▶ Exercise directions: Write out the whole listing exactly as it stands.

▶ Data shown:

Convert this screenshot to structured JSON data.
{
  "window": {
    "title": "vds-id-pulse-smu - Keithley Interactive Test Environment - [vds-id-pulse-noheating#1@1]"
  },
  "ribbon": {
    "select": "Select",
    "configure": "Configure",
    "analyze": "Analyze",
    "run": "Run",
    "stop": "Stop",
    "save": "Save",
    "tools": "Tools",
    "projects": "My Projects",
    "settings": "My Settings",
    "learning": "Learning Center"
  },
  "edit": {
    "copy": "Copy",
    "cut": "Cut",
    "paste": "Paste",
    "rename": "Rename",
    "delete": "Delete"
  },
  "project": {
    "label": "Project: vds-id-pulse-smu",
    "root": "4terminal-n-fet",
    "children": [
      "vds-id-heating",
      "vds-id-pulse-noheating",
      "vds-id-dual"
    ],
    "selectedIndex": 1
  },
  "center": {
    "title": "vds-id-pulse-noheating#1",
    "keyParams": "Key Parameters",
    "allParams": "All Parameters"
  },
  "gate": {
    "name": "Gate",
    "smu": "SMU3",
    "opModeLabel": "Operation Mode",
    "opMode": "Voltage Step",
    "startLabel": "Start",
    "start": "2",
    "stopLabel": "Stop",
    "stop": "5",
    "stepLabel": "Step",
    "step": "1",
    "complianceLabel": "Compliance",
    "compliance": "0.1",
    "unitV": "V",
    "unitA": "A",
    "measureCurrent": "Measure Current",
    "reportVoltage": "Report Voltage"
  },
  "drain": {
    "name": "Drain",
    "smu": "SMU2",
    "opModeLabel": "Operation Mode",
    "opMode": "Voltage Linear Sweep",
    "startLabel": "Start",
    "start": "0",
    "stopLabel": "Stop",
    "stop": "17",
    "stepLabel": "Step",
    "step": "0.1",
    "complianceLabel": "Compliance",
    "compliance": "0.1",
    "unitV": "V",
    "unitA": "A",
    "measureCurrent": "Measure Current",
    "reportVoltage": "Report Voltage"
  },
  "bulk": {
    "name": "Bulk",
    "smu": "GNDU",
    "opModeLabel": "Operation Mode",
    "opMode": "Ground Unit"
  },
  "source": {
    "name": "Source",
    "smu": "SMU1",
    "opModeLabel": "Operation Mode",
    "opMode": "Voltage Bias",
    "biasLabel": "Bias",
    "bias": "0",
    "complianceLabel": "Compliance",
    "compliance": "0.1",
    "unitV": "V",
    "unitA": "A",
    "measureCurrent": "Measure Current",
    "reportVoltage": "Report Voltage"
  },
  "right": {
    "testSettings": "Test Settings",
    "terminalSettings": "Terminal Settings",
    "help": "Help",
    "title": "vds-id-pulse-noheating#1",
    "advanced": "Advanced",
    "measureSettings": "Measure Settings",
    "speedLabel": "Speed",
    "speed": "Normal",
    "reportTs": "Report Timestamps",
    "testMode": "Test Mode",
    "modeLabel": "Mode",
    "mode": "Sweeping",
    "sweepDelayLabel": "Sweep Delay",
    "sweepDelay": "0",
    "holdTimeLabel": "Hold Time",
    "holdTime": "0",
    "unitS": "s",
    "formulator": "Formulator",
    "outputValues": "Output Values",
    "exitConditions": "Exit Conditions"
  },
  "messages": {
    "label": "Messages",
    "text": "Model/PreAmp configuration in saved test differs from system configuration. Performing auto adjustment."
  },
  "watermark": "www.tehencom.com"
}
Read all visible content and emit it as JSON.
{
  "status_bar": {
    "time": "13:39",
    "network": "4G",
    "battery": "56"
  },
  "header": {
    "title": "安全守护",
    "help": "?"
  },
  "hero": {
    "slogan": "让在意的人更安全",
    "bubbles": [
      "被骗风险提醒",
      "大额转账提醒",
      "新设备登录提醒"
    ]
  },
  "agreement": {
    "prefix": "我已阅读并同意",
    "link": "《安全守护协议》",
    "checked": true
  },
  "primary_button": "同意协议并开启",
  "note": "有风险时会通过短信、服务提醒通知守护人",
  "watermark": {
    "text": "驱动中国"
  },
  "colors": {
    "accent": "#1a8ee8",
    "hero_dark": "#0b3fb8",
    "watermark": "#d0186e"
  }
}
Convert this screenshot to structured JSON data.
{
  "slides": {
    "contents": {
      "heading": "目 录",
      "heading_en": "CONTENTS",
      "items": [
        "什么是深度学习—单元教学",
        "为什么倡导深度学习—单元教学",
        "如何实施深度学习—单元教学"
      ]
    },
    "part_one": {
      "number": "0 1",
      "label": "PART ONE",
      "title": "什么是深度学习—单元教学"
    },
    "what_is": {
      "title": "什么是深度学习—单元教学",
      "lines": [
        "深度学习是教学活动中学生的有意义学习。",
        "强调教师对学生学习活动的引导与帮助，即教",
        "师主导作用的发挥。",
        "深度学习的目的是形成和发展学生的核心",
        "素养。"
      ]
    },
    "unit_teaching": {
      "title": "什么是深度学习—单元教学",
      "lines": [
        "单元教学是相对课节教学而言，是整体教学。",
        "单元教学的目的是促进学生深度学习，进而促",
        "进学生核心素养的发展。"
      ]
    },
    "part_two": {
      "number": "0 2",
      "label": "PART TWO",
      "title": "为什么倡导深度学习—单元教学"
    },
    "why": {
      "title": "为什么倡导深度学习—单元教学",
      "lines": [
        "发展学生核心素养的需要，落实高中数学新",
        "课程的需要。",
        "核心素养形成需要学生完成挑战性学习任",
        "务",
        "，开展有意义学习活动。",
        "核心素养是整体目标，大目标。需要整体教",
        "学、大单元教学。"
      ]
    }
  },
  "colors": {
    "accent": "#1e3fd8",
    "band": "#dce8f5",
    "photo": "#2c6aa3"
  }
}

▶ Answer below:
Convert this screenshot to structured JSON data.
{
  "window": {
    "title": "vds-id-pulse-smu - Keithley Interactive Test Environment - [vds-id-pulse-noheating#1@1]"
  },
  "ribbon": {
    "select": "Select",
    "configure": "Configure",
    "analyze": "Analyze",
    "run": "Run",
    "stop": "Stop",
    "save": "Save",
    "tools": "Tools",
    "projects": "My Projects",
    "settings": "My Settings",
    "learning": "Learning Center"
  },
  "edit": {
    "copy": "Copy",
    "cut": "Cut",
    "paste": "Paste",
    "rename": "Rename",
    "delete": "Delete"
  },
  "project": {
    "label": "Project: vds-id-pulse-smu",
    "root": "4terminal-n-fet",
    "children": [
      "vds-id-heating",
      "vds-id-pulse-noheating",
      "vds-id-dual"
    ],
    "selectedIndex": 1
  },
  "center": {
    "title": "vds-id-pulse-noheating#1",
    "keyParams": "Key Parameters",
    "allParams": "All Parameters"
  },
  "gate": {
    "name": "Gate",
    "smu": "SMU3",
    "opModeLabel": "Operation Mode",
    "opMode": "Voltage Step",
    "startLabel": "Start",
    "start": "2",
    "stopLabel": "Stop",
    "stop": "5",
    "stepLabel": "Step",
    "step": "1",
    "complianceLabel": "Compliance",
    "compliance": "0.1",
    "unitV": "V",
    "unitA": "A",
    "measureCurrent": "Measure Current",
    "reportVoltage": "Report Voltage"
  },
  "drain": {
    "name": "Drain",
    "smu": "SMU2",
    "opModeLabel": "Operation Mode",
    "opMode": "Voltage Linear Sweep",
    "startLabel": "Start",
    "start": "0",
    "stopLabel": "Stop",
    "stop": "17",
    "stepLabel": "Step",
    "step": "0.1",
    "complianceLabel": "Compliance",
    "compliance": "0.1",
    "unitV": "V",
    "unitA": "A",
    "measureCurrent": "Measure Current",
    "reportVoltage": "Report Voltage"
  },
  "bulk": {
    "name": "Bulk",
    "smu": "GNDU",
    "opModeLabel": "Operation Mode",
    "opMode": "Ground Unit"
  },
  "source": {
    "name": "Source",
    "smu": "SMU1",
    "opModeLabel": "Operation Mode",
    "opMode": "Voltage Bias",
    "biasLabel": "Bias",
    "bias": "0",
    "complianceLabel": "Compliance",
    "compliance": "0.1",
    "unitV": "V",
    "unitA": "A",
    "measureCurrent": "Measure Current",
    "reportVoltage": "Report Voltage"
  },
  "right": {
    "testSettings": "Test Settings",
    "terminalSettings": "Terminal Settings",
    "help": "Help",
    "title": "vds-id-pulse-noheating#1",
    "advanced": "Advanced",
    "measureSettings": "Measure Settings",
    "speedLabel": "Speed",
    "speed": "Normal",
    "reportTs": "Report Timestamps",
    "testMode": "Test Mode",
    "modeLabel": "Mode",
    "mode": "Sweeping",
    "sweepDelayLabel": "Sweep Delay",
    "sweepDelay": "0",
    "holdTimeLabel": "Hold Time",
    "holdTime": "0",
    "unitS": "s",
    "formulator": "Formulator",
    "outputValues": "Output Values",
    "exitConditions": "Exit Conditions"
  },
  "messages": {
    "label": "Messages",
    "text": "Model/PreAmp configuration in saved test differs from system configuration. Performing auto adjustment."
  },
  "watermark": "www.tehencom.com"
}
Read all visible content and emit it as JSON.
{
  "status_bar": {
    "time": "13:39",
    "network": "4G",
    "battery": "56"
  },
  "header": {
    "title": "安全守护",
    "help": "?"
  },
  "hero": {
    "slogan": "让在意的人更安全",
    "bubbles": [
      "被骗风险提醒",
      "大额转账提醒",
      "新设备登录提醒"
    ]
  },
  "agreement": {
    "prefix": "我已阅读并同意",
    "link": "《安全守护协议》",
    "checked": true
  },
  "primary_button": "同意协议并开启",
  "note": "有风险时会通过短信、服务提醒通知守护人",
  "watermark": {
    "text": "驱动中国"
  },
  "colors": {
    "accent": "#1a8ee8",
    "hero_dark": "#0b3fb8",
    "watermark": "#d0186e"
  }
}
Convert this screenshot to structured JSON data.
{
  "slides": {
    "contents": {
      "heading": "目 录",
      "heading_en": "CONTENTS",
      "items": [
        "什么是深度学习—单元教学",
        "为什么倡导深度学习—单元教学",
        "如何实施深度学习—单元教学"
      ]
    },
    "part_one": {
      "number": "0 1",
      "label": "PART ONE",
      "title": "什么是深度学习—单元教学"
    },
    "what_is": {
      "title": "什么是深度学习—单元教学",
      "lines": [
        "深度学习是教学活动中学生的有意义学习。",
        "强调教师对学生学习活动的引导与帮助，即教",
        "师主导作用的发挥。",
        "深度学习的目的是形成和发展学生的核心",
        "素养。"
      ]
    },
    "unit_teaching": {
      "title": "什么是深度学习—单元教学",
      "lines": [
        "单元教学是相对课节教学而言，是整体教学。",
        "单元教学的目的是促进学生深度学习，进而促",
        "进学生核心素养的发展。"
      ]
    },
    "part_two": {
      "number": "0 2",
      "label": "PART TWO",
      "title": "为什么倡导深度学习—单元教学"
    },
    "why": {
      "title": "为什么倡导深度学习—单元教学",
      "lines": [
        "发展学生核心素养的需要，落实高中数学新",
        "课程的需要。",
        "核心素养形成需要学生完成挑战性学习任",
        "务",
        "，开展有意义学习活动。",
        "核心素养是整体目标，大目标。需要整体教",
        "学、大单元教学。"
      ]
    }
  },
  "colors": {
    "accent": "#1e3fd8",
    "band": "#dce8f5",
    "photo": "#2c6aa3"
  }
}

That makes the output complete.